If you have just decided to start drum lessons, firstly
I would always advise to get a few lessons under your
belt before buying anything.. Make sure that you enjoy
it and can see yourself continuing for the forseeable
future. Once you know drumming is for you, you will need to get a few basic items which I will cover in this blog post. Clicking on the product links will take you
to more detailed product pages with the option to purchase online..
OK, first up you will definitely need a pair of drumsticks.. there are sticks of all sizes etc available so I would recommend something of medium size and weight such as a 5A model. Go for decent Hickory wood sticks such as those made by Vic Firth (and their cheaper version, Nova, which are great value for money ). Another good item to own initially is a practice pad...this is a small rubber pad that you can practice your sticking patterns and rudiments on....it gives the feel and bounce of a real drum but is quiet and far cheaper! Popular models included the Billy Hyde Pad, and the Remo Tunable Practice Pad. These pads will last a lifetime and are invaluable for practicing at home. Another initial purchase might be a tutor book...your drum teacher will usually recommend one that he/she tends to like working from. For me, I tend to go for the Drumsense Volume 1 Book and CD, which gives a great introduction to playing the drum kit.

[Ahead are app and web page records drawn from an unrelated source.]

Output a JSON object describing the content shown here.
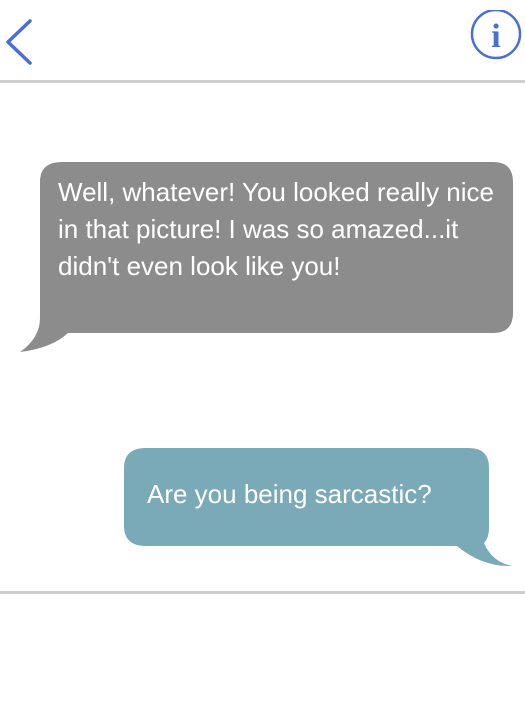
{
  "header": {
    "back_icon": "chevron-left-icon",
    "info_icon": "info-icon",
    "info_glyph": "i",
    "accent_color": "#4a6fd0"
  },
  "conversation": {
    "messages": [
      {
        "direction": "incoming",
        "text": "Well, whatever! You looked really nice in that picture! I was so amazed...it didn't even look like you!",
        "bubble_color": "#8c8c8c"
      },
      {
        "direction": "outgoing",
        "text": "Are you being sarcastic?",
        "bubble_color": "#7aa9b7"
      }
    ]
  },
  "colors": {
    "background": "#ffffff",
    "divider": "#cfcfcf",
    "message_text": "#ffffff"
  }
}
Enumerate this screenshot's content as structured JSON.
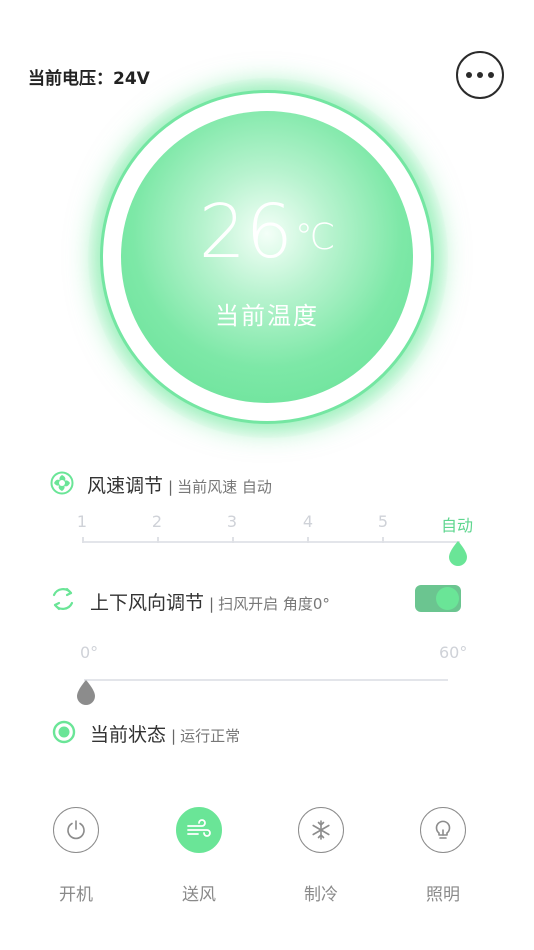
{
  "header": {
    "voltage_text": "当前电压：24V",
    "more_icon": "more-horizontal-icon"
  },
  "dial": {
    "temperature": "26",
    "unit": "℃",
    "label": "当前温度"
  },
  "fan_speed": {
    "icon": "fan-icon",
    "title": "风速调节",
    "separator": "|",
    "subtitle": "当前风速 自动",
    "levels": [
      "1",
      "2",
      "3",
      "4",
      "5",
      "自动"
    ],
    "selected": "自动"
  },
  "swing": {
    "icon": "swing-arrows-icon",
    "title": "上下风向调节",
    "separator": "|",
    "subtitle": "扫风开启  角度0°",
    "toggle_on": true,
    "min_label": "0°",
    "max_label": "60°",
    "angle": 0
  },
  "status": {
    "icon": "status-dot-icon",
    "title": "当前状态",
    "separator": "|",
    "subtitle": "运行正常"
  },
  "bottom_buttons": [
    {
      "icon": "power-icon",
      "label": "开机",
      "active": false
    },
    {
      "icon": "wind-icon",
      "label": "送风",
      "active": true
    },
    {
      "icon": "snowflake-icon",
      "label": "制冷",
      "active": false
    },
    {
      "icon": "lightbulb-icon",
      "label": "照明",
      "active": false
    }
  ],
  "colors": {
    "accent": "#6ae597",
    "accent_dark": "#5fd68f",
    "text": "#333333",
    "muted": "#8a8a8a"
  }
}
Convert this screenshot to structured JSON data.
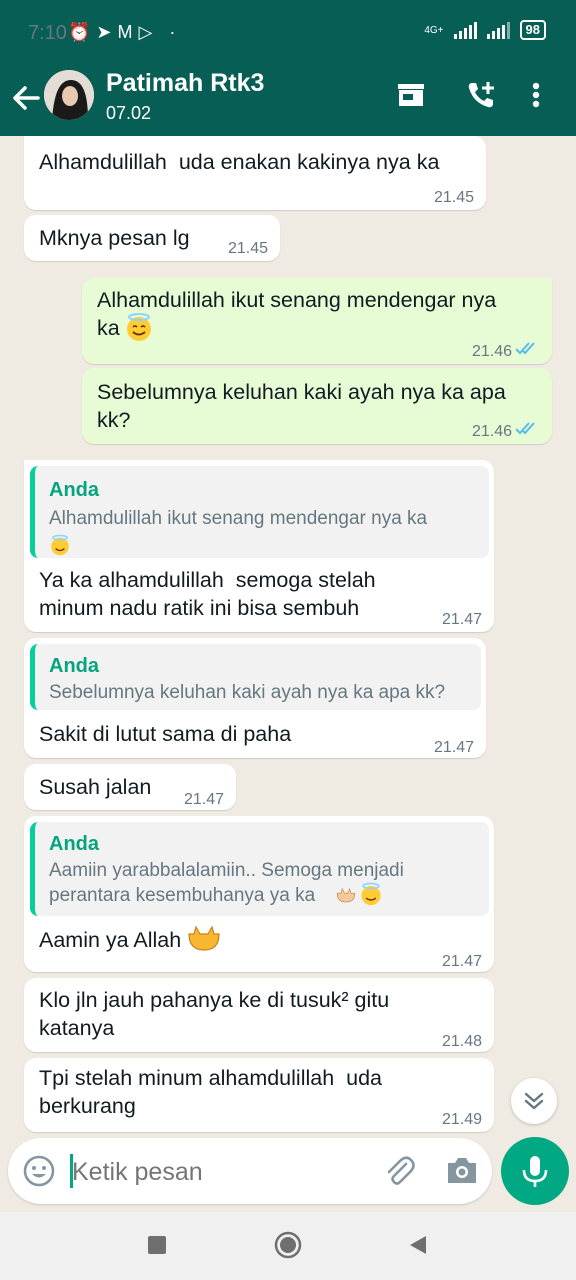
{
  "status_bar": {
    "time": "7:10",
    "network": "4G+",
    "battery": "98"
  },
  "header": {
    "contact_name": "Patimah Rtk3",
    "contact_status": "07.02"
  },
  "messages": [
    {
      "direction": "in",
      "text": "Alhamdulillah  uda enakan kakinya nya ka",
      "time": "21.45"
    },
    {
      "direction": "in",
      "text": "Mknya pesan lg",
      "time": "21.45"
    },
    {
      "direction": "out",
      "text": "Alhamdulillah ikut senang mendengar nya\nka",
      "emoji": "smiling-face-with-halo",
      "time": "21.46",
      "status": "read"
    },
    {
      "direction": "out",
      "text": "Sebelumnya keluhan kaki ayah nya ka apa\nkk?",
      "time": "21.46",
      "status": "read"
    },
    {
      "direction": "in",
      "quote_author": "Anda",
      "quote_text": "Alhamdulillah ikut senang mendengar nya ka",
      "quote_emoji": "smiling-face-with-halo",
      "text": "Ya ka alhamdulillah  semoga stelah\nminum nadu ratik ini bisa sembuh",
      "time": "21.47"
    },
    {
      "direction": "in",
      "quote_author": "Anda",
      "quote_text": "Sebelumnya keluhan kaki ayah nya ka apa kk?",
      "text": "Sakit di lutut sama di paha",
      "time": "21.47"
    },
    {
      "direction": "in",
      "text": "Susah jalan",
      "time": "21.47"
    },
    {
      "direction": "in",
      "quote_author": "Anda",
      "quote_text": "Aamiin yarabbalalamiin.. Semoga menjadi\nperantara kesembuhanya ya ka",
      "quote_emoji": "palms-up-together, smiling-face-with-halo",
      "text": "Aamin ya Allah",
      "emoji": "palms-up-together",
      "time": "21.47"
    },
    {
      "direction": "in",
      "text": "Klo jln jauh pahanya ke di tusuk² gitu\nkatanya",
      "time": "21.48"
    },
    {
      "direction": "in",
      "text": "Tpi stelah minum alhamdulillah  uda\nberkurang",
      "time": "21.49"
    }
  ],
  "composer": {
    "placeholder": "Ketik pesan"
  },
  "colors": {
    "header": "#075e54",
    "outgoing_bubble": "#e7fcd5",
    "accent": "#00a884",
    "read_ticks": "#53bdeb"
  }
}
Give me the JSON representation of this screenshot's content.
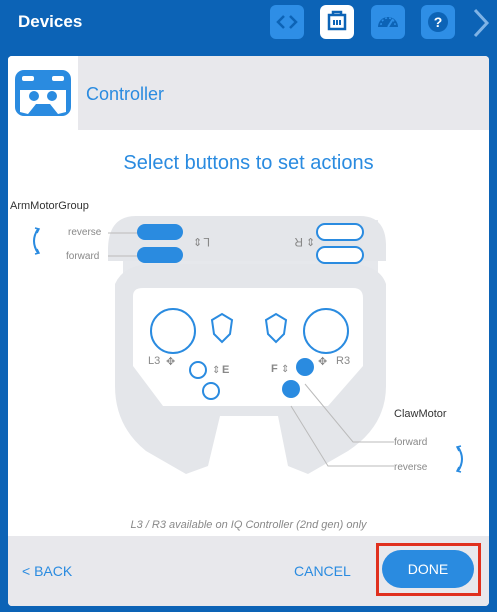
{
  "topbar": {
    "title": "Devices",
    "buttons": [
      {
        "icon": "code-icon"
      },
      {
        "icon": "device-port-icon",
        "active": true
      },
      {
        "icon": "dashboard-gauge-icon"
      },
      {
        "icon": "help-icon",
        "text": "?"
      }
    ],
    "next_icon": "chevron-right-icon"
  },
  "header": {
    "title": "Controller",
    "icon": "gamepad-icon"
  },
  "heading": "Select buttons to set actions",
  "left_group": {
    "name": "ArmMotorGroup",
    "labels": [
      "reverse",
      "forward"
    ]
  },
  "right_group": {
    "name": "ClawMotor",
    "labels": [
      "forward",
      "reverse"
    ]
  },
  "controller": {
    "l_label": "L",
    "r_label": "R",
    "l3_label": "L3",
    "r3_label": "R3",
    "e_label": "E",
    "f_label": "F"
  },
  "note": "L3 / R3 available on IQ Controller (2nd gen) only",
  "footer": {
    "back": "< BACK",
    "cancel": "CANCEL",
    "done": "DONE"
  },
  "colors": {
    "brand": "#0c63b6",
    "accent": "#2a8be0",
    "highlight": "#e0301e",
    "panel_gray": "#e8e8ec"
  }
}
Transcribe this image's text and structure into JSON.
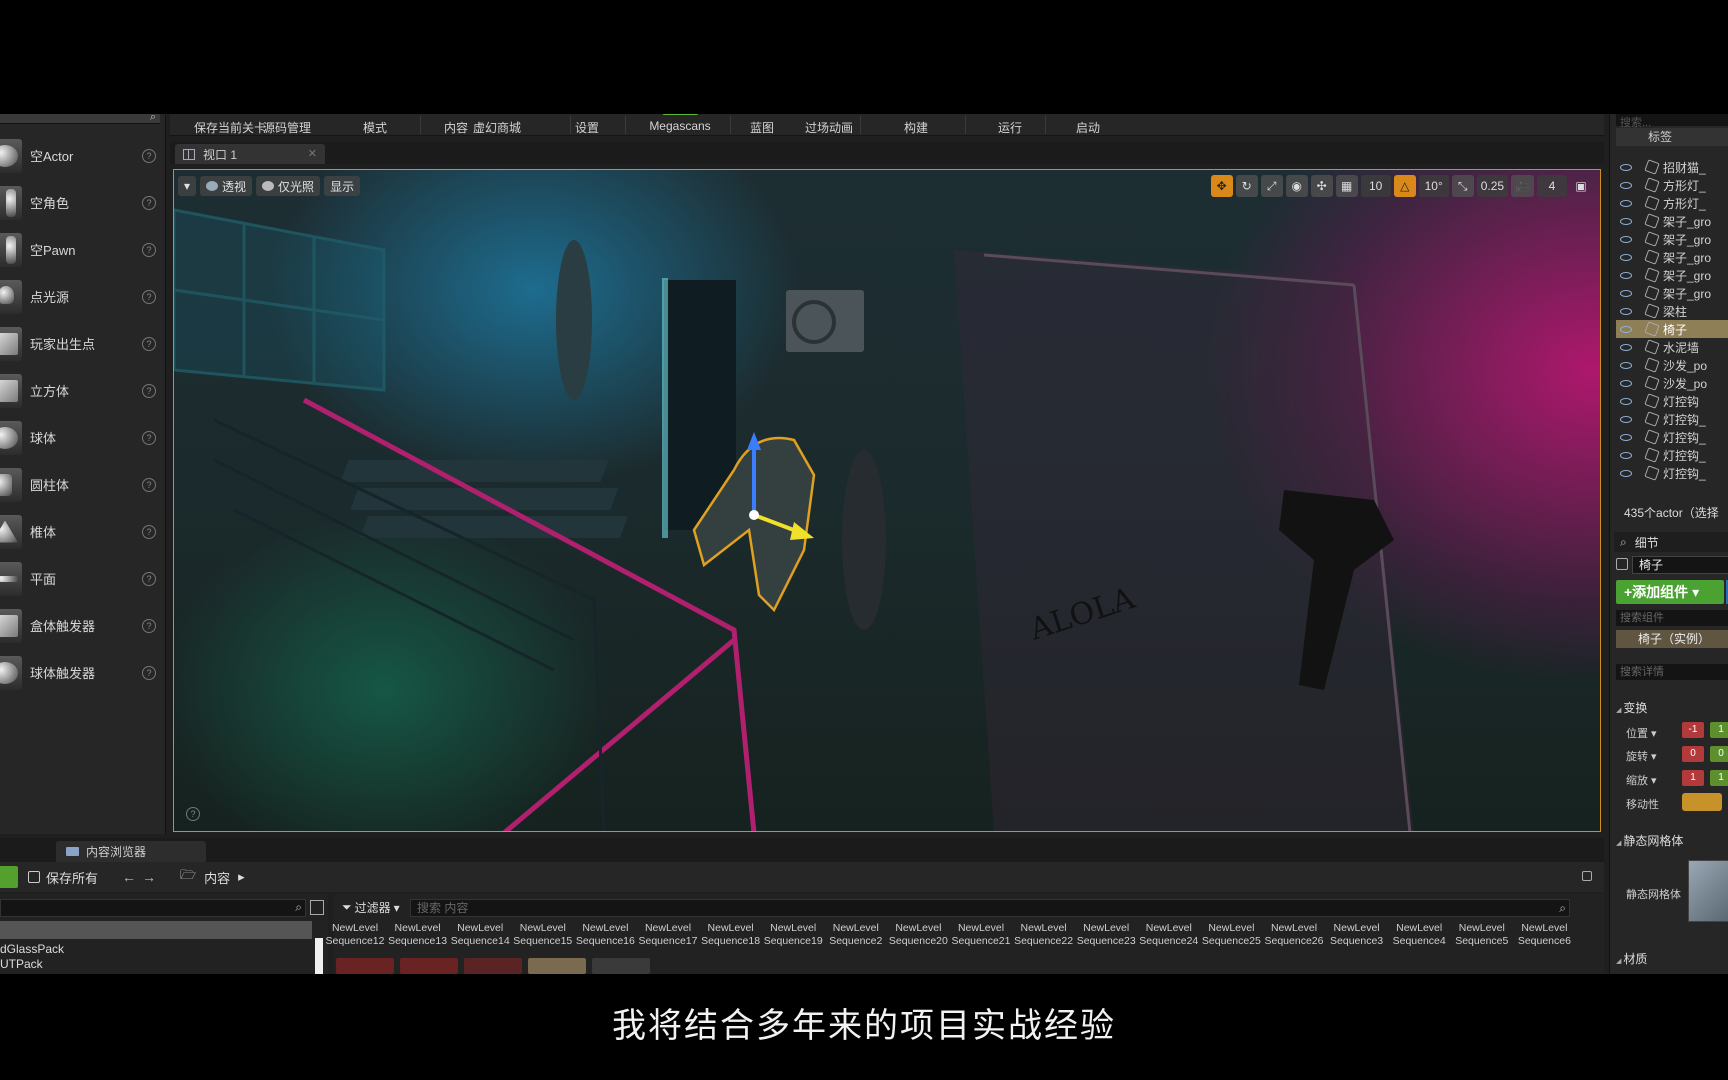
{
  "toolbar": {
    "items": [
      "保存当前关卡",
      "源码管理",
      "模式",
      "内容",
      "虚幻商城",
      "设置",
      "Megascans",
      "蓝图",
      "过场动画",
      "构建",
      "运行",
      "启动"
    ]
  },
  "place_actors": {
    "items": [
      {
        "label": "空Actor",
        "icon": "sphere-icon"
      },
      {
        "label": "空角色",
        "icon": "character-icon"
      },
      {
        "label": "空Pawn",
        "icon": "pawn-icon"
      },
      {
        "label": "点光源",
        "icon": "point-light-icon"
      },
      {
        "label": "玩家出生点",
        "icon": "player-start-icon"
      },
      {
        "label": "立方体",
        "icon": "cube-icon"
      },
      {
        "label": "球体",
        "icon": "sphere-icon"
      },
      {
        "label": "圆柱体",
        "icon": "cylinder-icon"
      },
      {
        "label": "椎体",
        "icon": "cone-icon"
      },
      {
        "label": "平面",
        "icon": "plane-icon"
      },
      {
        "label": "盒体触发器",
        "icon": "box-trigger-icon"
      },
      {
        "label": "球体触发器",
        "icon": "sphere-trigger-icon"
      }
    ]
  },
  "viewport": {
    "tab_label": "视口 1",
    "perspective_label": "透视",
    "lighting_label": "仅光照",
    "show_label": "显示",
    "grid_snap": "10",
    "rotation_snap": "10°",
    "scale_snap": "0.25",
    "camera_speed": "4"
  },
  "content_browser": {
    "tab_label": "内容浏览器",
    "save_all_label": "保存所有",
    "path_label": "内容",
    "filter_label": "过滤器",
    "search_placeholder": "搜索 内容",
    "folders": [
      "dGlassPack",
      "UTPack"
    ],
    "assets": [
      {
        "line1": "NewLevel",
        "line2": "Sequence12"
      },
      {
        "line1": "NewLevel",
        "line2": "Sequence13"
      },
      {
        "line1": "NewLevel",
        "line2": "Sequence14"
      },
      {
        "line1": "NewLevel",
        "line2": "Sequence15"
      },
      {
        "line1": "NewLevel",
        "line2": "Sequence16"
      },
      {
        "line1": "NewLevel",
        "line2": "Sequence17"
      },
      {
        "line1": "NewLevel",
        "line2": "Sequence18"
      },
      {
        "line1": "NewLevel",
        "line2": "Sequence19"
      },
      {
        "line1": "NewLevel",
        "line2": "Sequence2"
      },
      {
        "line1": "NewLevel",
        "line2": "Sequence20"
      },
      {
        "line1": "NewLevel",
        "line2": "Sequence21"
      },
      {
        "line1": "NewLevel",
        "line2": "Sequence22"
      },
      {
        "line1": "NewLevel",
        "line2": "Sequence23"
      },
      {
        "line1": "NewLevel",
        "line2": "Sequence24"
      },
      {
        "line1": "NewLevel",
        "line2": "Sequence25"
      },
      {
        "line1": "NewLevel",
        "line2": "Sequence26"
      },
      {
        "line1": "NewLevel",
        "line2": "Sequence3"
      },
      {
        "line1": "NewLevel",
        "line2": "Sequence4"
      },
      {
        "line1": "NewLevel",
        "line2": "Sequence5"
      },
      {
        "line1": "NewLevel",
        "line2": "Sequence6"
      }
    ]
  },
  "outliner": {
    "search_placeholder": "搜索...",
    "header_label": "标签",
    "rows": [
      {
        "label": "招财猫_",
        "selected": false
      },
      {
        "label": "方形灯_",
        "selected": false
      },
      {
        "label": "方形灯_",
        "selected": false
      },
      {
        "label": "架子_gro",
        "selected": false
      },
      {
        "label": "架子_gro",
        "selected": false
      },
      {
        "label": "架子_gro",
        "selected": false
      },
      {
        "label": "架子_gro",
        "selected": false
      },
      {
        "label": "架子_gro",
        "selected": false
      },
      {
        "label": "梁柱",
        "selected": false
      },
      {
        "label": "椅子",
        "selected": true
      },
      {
        "label": "水泥墙",
        "selected": false
      },
      {
        "label": "沙发_po",
        "selected": false
      },
      {
        "label": "沙发_po",
        "selected": false
      },
      {
        "label": "灯控钩",
        "selected": false
      },
      {
        "label": "灯控钩_",
        "selected": false
      },
      {
        "label": "灯控钩_",
        "selected": false
      },
      {
        "label": "灯控钩_",
        "selected": false
      },
      {
        "label": "灯控钩_",
        "selected": false
      }
    ],
    "count_label": "435个actor（选择"
  },
  "details": {
    "tab_label": "细节",
    "actor_name": "椅子",
    "add_component_label": "+添加组件 ▾",
    "component_search_placeholder": "搜索组件",
    "component_instance": "椅子（实例）",
    "detail_search_placeholder": "搜索详情",
    "transform_section": "变换",
    "location_label": "位置 ▾",
    "rotation_label": "旋转 ▾",
    "scale_label": "缩放 ▾",
    "mobility_label": "移动性",
    "static_mesh_section": "静态网格体",
    "static_mesh_label": "静态网格体",
    "materials_section": "材质"
  },
  "subtitle": "我将结合多年来的项目实战经验"
}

This combination of sticks, pad and book will get you started and you'll soon make some good progress if you spend some time each day practicing.
After a while, you'll hopefully get the drumming bug and will want to practice more and more at home between lessons...this will mean buying a drum kit, either electronic or acoustic (each has their pros and cons)....
In todays blog post we'll look at entry level electronic drum kits. These have got extremely popular in recent years as the prices have got lower and the quality has improved. The market is now awash with chinese models under a wide variety of brand names, many of which are not particually good or robust. One exception to this is the Carlsbro CSD532, an affordable electronic kit with good sounds and a decent build quality. At around £259 its a great buy for the beginner and will really help you to make some progress with your drumming. You can plug in a mp3 player and drum along to your favourite songs, or use the onboard metronome to ensure that your playing is precise and in time.
The market leader in electronic drums is most definitely Roland, a well respected brand that produce some great kits at a wide range of price points. The entry level Roland TD-1K offers excellent sounds and a rack system that wont take up too much room in the house. It also features onboard play-along backing tracks and a metronome, so its ideal for serious practice. It uses rubber pads which feel fine, but if you fancy a mesh snare drum pad for an even more realistic feel and response, the next model up, the Roland TD-1KV might be the one for you. Either of these kits will give years of use as a great practice aid..just plug in a pair of headphones and drum away, without bothering the other people in the house or neighbours. They are laid out like a regular drumset, with pads for snare, toms and cymbals, and silent pedals for bass drum and hihat. This layout means that you are basically playing an industry standard 5 piece kit and have all that you need for a good few years worth of lessons. Even if you start to work towards drum exam grades, these kits have all the pads etc that you will need so you dont have to worry about out growing them and needing to upgrade for some time.
We'll cover a few more models as well as acoustic drumkits next time.....